There was instruction given to the Gentile churches to support their widows, who were widows indeed; and that too without exacting of them to labor after they had attained the age of sixty years, if they had entertained strangers, washed the disciples’ feet, etc. But to prevent lazy drones from coming into the church, to be fed on the bounty of the church, Paul gave orders that those able-bodied men and women in the churches who would not work, or exert themselves to procure a living for themselves, that neither should they eat. But widows, who were widows indeed, were to be honored, and double honor should be awarded such Elders as ruled well, especially to such as labor in word and doctrine; for said he, “For the scripture saith, Thou shalt not muzzle the ox that treadeth out the corn. And the laborer is worthy of his reward.” (I Tim. 5:9,10,17,18) So also in all the necessary expenses of the church, in providing a comfortable place of meeting, assisting the poor of the church to get to the meetings of the churches, or in assisting traveling ministers, to bring them on their way, or the expenses of the messengers of the churches in visiting sister churches as messengers, or as messengers to the associations of the churches, the burden of the expenses should be borne according as God had prospered every one. And no one will be allowed to shirk out from his or her equitable share of such burdens, without bringing leanness into their own souls. To withhold more than is meet tendeth to poverty.
But there is one thing more we will notice while on this subject; The seven men appointed to have charge of this matter have generally been regarded as deacons. The character they were required to bear, as honest men, full of the Holy Ghost, men in whom all the church has the fullest confidence, agrees well with the character and qualification required of deacons, (I Tim. 3:8-13) strongly favors the conclusion that the seven men, their qualifications and their special work, is to be regarded as pointing out the office and work of deacons. If our conclusions be admitted, it must follow that the deacon’s work is to make requisition from the churches of the necessary means, and to find out the needy of the churches, and to apply the relief faithfully, honestly, and in the fear of the Lord. The daily or weekly, or annual ministration of the churches to secure the comfort of the saints is embraced in his appropriate work. Also, to see to the administrators of the word, that they be not involved with serving tables, or embarrassed with temporal things, so as to hinder their usefulness in the gospel ministry. Every disciple of Christ, as we understand, is bound to contribute, according as the Lord has prospered him, or her, and so supply the deacons of the church with the means to carry out the instructions implied in the precepts and examples which we have called attention to in the consideration of this subject. The fearful example of Anamas and Sapphira, in keeping back part of the price, should admonish every disciple who has professed to consecrate himself with all that he is or has to the Lord, against the sin and idolatry of covetousness.
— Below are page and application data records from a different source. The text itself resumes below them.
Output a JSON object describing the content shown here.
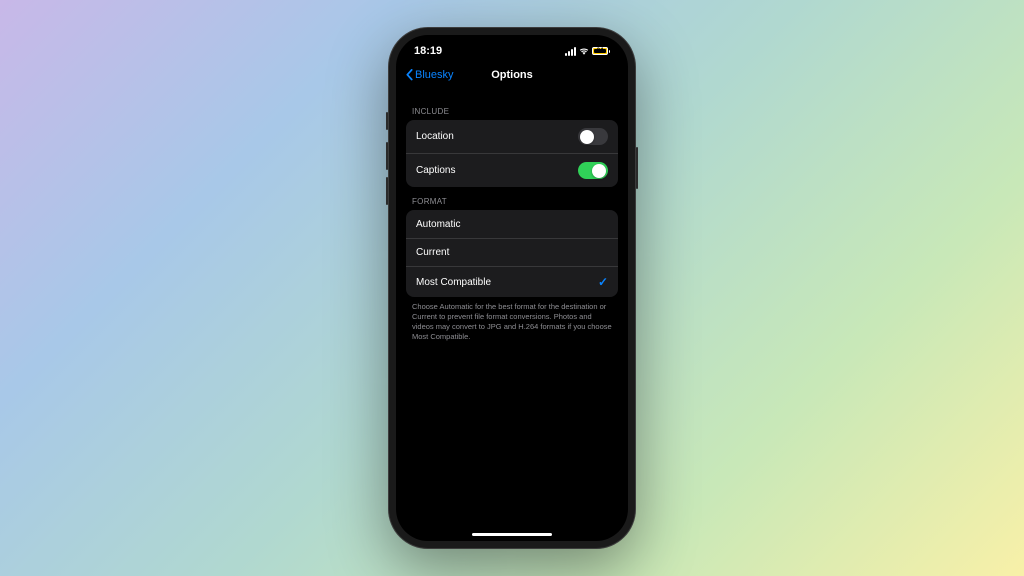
{
  "status": {
    "time": "18:19",
    "battery": "24"
  },
  "nav": {
    "back_label": "Bluesky",
    "title": "Options"
  },
  "sections": {
    "include": {
      "header": "INCLUDE",
      "rows": [
        {
          "label": "Location",
          "on": false
        },
        {
          "label": "Captions",
          "on": true
        }
      ]
    },
    "format": {
      "header": "FORMAT",
      "rows": [
        {
          "label": "Automatic",
          "selected": false
        },
        {
          "label": "Current",
          "selected": false
        },
        {
          "label": "Most Compatible",
          "selected": true
        }
      ],
      "footer": "Choose Automatic for the best format for the destination or Current to prevent file format conversions. Photos and videos may convert to JPG and H.264 formats if you choose Most Compatible."
    }
  }
}
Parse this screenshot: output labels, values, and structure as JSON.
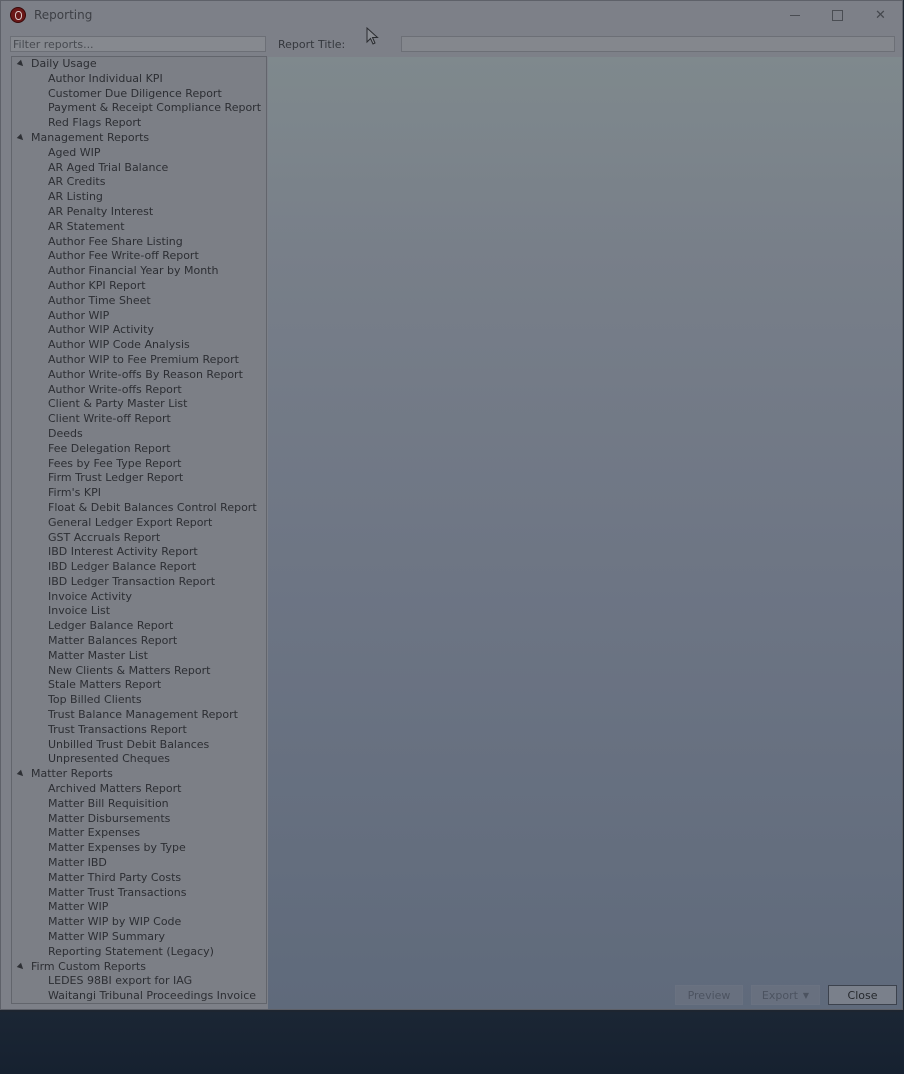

May we all be prepared to sing with the poet -
“All that I am, and all I have,
Shall be forever thine:
What e’er my duty bids me give,
My cheerful hands resign.”
January 15, 1863
Elder Gilbert Beebe
Editorials Volume 5
Pages 303 – 308